Those of us on the Right often use facts in our arguments to the Left, and are just as often rebuffed by people who don't want to hear facts. Their minds appear to be made up, and no facts will be allowed to shatter the narrative already woven in their heads. I have read literally hundreds of debates on gun control in which the gun rights advocates cite statistics and facts, only to be rebuffed by the gun grabbers. They simply feel that the solution to crime is to take away all the guns. The experience in England and Australia with gun grabbing seems to have no effect. The obvious fact that if they magically achieved their goals, that knives, baseball bats, or as recently seen in Chicago, a handy piece of 2x4 make excellent weapons, also fall on deaf ears. Citing the massive statistical analysis done by John Lott in "More Guns, Less Crime
" is dismissed out of hand. Their minds are made up, and so the debate soon runs its course, nobody involved in the debate has a "eureka" moment, and the whole debate slides to another board or blog where it is taken up again. It is very unsatisfying.

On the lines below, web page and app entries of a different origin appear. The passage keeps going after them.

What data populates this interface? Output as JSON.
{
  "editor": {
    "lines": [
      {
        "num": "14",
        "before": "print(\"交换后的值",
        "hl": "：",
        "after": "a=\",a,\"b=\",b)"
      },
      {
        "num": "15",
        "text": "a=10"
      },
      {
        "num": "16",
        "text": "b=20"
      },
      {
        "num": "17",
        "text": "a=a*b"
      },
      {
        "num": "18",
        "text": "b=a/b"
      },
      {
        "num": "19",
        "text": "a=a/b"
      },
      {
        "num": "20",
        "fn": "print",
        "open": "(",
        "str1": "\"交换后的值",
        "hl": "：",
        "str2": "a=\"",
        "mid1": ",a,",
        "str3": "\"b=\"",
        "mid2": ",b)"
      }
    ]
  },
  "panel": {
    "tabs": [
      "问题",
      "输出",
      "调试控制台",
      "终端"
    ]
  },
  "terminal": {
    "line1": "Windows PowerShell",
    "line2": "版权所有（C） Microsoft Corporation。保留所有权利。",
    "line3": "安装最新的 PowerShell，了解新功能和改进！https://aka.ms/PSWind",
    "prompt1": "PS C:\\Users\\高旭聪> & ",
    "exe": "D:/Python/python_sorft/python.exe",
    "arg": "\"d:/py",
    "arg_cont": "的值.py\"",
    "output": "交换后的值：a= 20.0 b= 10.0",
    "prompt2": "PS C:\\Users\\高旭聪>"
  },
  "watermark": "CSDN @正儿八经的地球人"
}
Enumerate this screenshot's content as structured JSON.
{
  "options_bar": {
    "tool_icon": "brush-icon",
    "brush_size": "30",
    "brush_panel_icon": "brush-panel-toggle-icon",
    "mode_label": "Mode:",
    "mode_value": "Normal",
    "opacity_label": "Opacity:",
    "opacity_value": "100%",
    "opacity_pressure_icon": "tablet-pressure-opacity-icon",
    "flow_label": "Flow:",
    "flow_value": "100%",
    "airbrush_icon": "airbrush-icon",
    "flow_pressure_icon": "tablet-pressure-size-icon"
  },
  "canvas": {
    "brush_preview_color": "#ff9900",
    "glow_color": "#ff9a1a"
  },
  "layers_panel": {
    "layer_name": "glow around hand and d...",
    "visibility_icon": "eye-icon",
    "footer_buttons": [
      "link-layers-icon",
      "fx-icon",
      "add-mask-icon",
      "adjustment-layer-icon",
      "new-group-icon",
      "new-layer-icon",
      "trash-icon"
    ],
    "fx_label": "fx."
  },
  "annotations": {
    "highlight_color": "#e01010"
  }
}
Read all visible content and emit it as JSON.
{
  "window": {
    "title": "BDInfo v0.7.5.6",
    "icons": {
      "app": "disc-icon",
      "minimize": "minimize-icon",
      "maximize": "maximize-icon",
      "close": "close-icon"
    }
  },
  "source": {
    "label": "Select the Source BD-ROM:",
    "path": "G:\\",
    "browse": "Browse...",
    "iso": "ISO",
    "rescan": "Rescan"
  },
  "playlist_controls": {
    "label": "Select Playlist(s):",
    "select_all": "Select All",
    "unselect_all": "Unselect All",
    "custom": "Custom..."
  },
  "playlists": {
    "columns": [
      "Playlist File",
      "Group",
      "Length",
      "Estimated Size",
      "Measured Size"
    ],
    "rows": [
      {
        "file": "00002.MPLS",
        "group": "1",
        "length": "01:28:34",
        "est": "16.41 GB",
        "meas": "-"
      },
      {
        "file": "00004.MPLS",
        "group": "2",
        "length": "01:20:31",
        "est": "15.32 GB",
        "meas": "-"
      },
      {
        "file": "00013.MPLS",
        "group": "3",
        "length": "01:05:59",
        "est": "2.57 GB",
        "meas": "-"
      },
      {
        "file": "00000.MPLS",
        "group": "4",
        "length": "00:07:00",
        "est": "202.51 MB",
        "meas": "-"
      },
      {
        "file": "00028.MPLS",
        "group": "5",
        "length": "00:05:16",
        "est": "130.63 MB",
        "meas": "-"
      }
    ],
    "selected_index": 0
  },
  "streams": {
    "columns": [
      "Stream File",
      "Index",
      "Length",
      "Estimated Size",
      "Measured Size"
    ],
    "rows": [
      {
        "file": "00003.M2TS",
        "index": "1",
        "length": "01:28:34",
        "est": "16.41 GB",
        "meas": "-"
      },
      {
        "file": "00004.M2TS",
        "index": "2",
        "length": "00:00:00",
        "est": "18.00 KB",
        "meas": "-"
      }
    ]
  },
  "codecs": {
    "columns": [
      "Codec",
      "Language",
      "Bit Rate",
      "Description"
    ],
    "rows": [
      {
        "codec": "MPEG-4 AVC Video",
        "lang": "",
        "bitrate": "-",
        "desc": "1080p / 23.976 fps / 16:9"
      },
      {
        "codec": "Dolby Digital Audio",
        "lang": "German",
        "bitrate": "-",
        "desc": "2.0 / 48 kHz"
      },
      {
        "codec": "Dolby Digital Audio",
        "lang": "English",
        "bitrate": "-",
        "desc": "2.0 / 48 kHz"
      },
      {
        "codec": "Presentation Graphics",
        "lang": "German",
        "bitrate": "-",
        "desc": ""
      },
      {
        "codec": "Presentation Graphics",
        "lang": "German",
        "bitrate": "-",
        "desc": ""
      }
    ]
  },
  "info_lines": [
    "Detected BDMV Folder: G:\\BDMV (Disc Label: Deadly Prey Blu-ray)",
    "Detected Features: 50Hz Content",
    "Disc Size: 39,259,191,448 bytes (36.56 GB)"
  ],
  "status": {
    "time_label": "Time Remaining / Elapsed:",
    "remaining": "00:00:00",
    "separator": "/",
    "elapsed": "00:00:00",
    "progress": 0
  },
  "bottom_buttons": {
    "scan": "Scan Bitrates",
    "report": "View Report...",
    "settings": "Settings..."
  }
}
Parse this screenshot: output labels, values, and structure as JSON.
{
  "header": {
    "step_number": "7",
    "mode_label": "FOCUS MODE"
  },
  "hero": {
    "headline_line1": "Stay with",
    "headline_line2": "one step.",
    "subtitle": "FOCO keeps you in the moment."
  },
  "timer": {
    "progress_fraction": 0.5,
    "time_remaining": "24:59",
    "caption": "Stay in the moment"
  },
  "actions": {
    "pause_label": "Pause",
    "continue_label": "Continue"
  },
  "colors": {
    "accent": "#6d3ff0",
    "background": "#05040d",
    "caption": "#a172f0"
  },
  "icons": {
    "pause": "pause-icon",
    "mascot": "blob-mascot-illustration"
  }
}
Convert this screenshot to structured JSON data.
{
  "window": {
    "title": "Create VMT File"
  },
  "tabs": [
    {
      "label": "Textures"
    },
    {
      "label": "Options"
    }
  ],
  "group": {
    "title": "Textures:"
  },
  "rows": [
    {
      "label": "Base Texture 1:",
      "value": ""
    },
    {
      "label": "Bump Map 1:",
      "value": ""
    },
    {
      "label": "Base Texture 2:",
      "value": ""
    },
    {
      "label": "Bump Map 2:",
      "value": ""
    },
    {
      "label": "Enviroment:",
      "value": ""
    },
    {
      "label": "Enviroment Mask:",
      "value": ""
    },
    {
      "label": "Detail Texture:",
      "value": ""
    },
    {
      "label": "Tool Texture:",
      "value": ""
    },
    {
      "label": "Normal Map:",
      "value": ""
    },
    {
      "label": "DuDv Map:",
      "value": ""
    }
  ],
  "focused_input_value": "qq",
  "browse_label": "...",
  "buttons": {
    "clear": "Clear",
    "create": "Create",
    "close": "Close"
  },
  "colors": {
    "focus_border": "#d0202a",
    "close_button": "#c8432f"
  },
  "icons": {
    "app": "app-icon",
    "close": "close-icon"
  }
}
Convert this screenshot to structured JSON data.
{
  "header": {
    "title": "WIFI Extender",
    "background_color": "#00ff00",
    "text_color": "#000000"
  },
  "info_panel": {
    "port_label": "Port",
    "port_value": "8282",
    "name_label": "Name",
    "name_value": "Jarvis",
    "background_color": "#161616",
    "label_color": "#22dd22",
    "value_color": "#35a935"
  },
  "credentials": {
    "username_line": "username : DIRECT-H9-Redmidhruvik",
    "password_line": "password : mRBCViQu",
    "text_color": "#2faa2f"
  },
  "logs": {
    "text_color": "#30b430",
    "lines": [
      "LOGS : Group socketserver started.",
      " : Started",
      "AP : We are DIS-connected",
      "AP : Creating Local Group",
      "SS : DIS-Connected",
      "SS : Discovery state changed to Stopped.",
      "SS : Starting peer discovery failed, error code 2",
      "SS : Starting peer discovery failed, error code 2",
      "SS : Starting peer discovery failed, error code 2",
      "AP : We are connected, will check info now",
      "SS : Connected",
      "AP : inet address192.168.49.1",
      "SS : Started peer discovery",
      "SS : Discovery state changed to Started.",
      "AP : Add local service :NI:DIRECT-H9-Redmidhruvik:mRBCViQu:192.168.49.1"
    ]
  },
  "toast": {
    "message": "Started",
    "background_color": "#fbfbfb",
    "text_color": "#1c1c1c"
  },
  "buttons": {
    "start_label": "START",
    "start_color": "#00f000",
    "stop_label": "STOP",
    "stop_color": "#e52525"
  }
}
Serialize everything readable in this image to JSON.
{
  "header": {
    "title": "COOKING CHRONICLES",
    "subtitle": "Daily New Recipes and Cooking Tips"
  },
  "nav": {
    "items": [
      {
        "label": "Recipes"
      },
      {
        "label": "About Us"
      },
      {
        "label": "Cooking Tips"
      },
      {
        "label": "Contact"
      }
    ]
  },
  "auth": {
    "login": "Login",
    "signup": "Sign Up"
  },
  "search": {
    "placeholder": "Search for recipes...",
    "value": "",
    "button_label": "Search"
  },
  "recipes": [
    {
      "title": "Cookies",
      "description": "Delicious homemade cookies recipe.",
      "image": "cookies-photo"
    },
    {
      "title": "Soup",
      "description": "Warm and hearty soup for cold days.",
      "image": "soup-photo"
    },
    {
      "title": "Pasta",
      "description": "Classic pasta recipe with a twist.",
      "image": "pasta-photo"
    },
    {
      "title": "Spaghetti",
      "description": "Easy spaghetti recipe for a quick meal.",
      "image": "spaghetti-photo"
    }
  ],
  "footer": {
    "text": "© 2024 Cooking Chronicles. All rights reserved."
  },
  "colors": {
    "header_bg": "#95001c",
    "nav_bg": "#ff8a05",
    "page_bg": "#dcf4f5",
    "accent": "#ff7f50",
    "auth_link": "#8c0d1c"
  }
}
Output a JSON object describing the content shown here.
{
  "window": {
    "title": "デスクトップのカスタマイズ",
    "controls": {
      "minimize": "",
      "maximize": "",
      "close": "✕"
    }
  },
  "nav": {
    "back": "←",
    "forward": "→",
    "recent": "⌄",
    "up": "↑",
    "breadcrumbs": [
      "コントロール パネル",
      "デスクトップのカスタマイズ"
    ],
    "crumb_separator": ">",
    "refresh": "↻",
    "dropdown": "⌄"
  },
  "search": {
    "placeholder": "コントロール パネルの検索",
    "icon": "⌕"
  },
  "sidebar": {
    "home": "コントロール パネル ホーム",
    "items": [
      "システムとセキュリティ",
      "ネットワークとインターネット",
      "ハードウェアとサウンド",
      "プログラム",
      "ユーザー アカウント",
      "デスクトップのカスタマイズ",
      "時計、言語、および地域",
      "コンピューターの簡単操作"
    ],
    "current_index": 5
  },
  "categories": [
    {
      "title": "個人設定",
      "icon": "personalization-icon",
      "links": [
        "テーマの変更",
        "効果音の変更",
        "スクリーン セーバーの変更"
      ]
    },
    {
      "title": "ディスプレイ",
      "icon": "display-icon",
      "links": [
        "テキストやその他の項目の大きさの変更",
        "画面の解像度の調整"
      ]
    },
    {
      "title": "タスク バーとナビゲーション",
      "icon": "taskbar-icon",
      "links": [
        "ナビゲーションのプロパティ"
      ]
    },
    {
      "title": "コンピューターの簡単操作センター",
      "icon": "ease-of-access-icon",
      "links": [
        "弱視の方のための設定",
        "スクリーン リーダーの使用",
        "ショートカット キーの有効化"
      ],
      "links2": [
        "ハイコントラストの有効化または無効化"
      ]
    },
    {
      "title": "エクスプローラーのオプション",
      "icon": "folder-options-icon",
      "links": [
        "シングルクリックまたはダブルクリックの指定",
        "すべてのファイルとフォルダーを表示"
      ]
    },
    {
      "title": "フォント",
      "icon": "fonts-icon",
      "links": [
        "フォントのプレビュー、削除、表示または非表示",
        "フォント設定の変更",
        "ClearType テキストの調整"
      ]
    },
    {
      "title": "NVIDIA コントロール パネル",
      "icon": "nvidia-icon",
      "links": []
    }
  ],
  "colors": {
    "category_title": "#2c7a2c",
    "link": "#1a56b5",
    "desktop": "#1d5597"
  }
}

More curious still is the way that many on the Left live their personal lives very conservatively, yet publicly espouse Leftist views at odds with how they live. I can't tell you how many global warming fanatics I have encountered who drive SUVs or pickup trucks. When confronted, they give excuses like they need the extra protection because they have a family, or they drive a pickup because they haul stuff all the time. So I ask them "Don't you think other families have the same needs?" or "Don't you think others make similar decisions for the same purposes?" But they usually do not have a good answer to these questions. So what explains the disconnect?
I think it is the narrative. Leftists have been taught a certain narrative, often at an early age, and they have believed it. Subsequently, everything they see that seems to fit the narrative, confirms it, while everything they see that seems to defy the narrative is dismissed. By the time I encounter them in debates, the belief in the narrative is so hardened, they are unlikely to change it. Indeed, unless something powerfully personal happens in their lives, they are likely to carry the narrative to the grave.
Those on the right believe that the narrative you carry in your head derives from facts, and it is changeable over time as new facts come to light. There is an old saying the photographs don't lie, but they also don't tell the whole truth either. One must always be open to new facts, and going with the evidence, wherever it leads.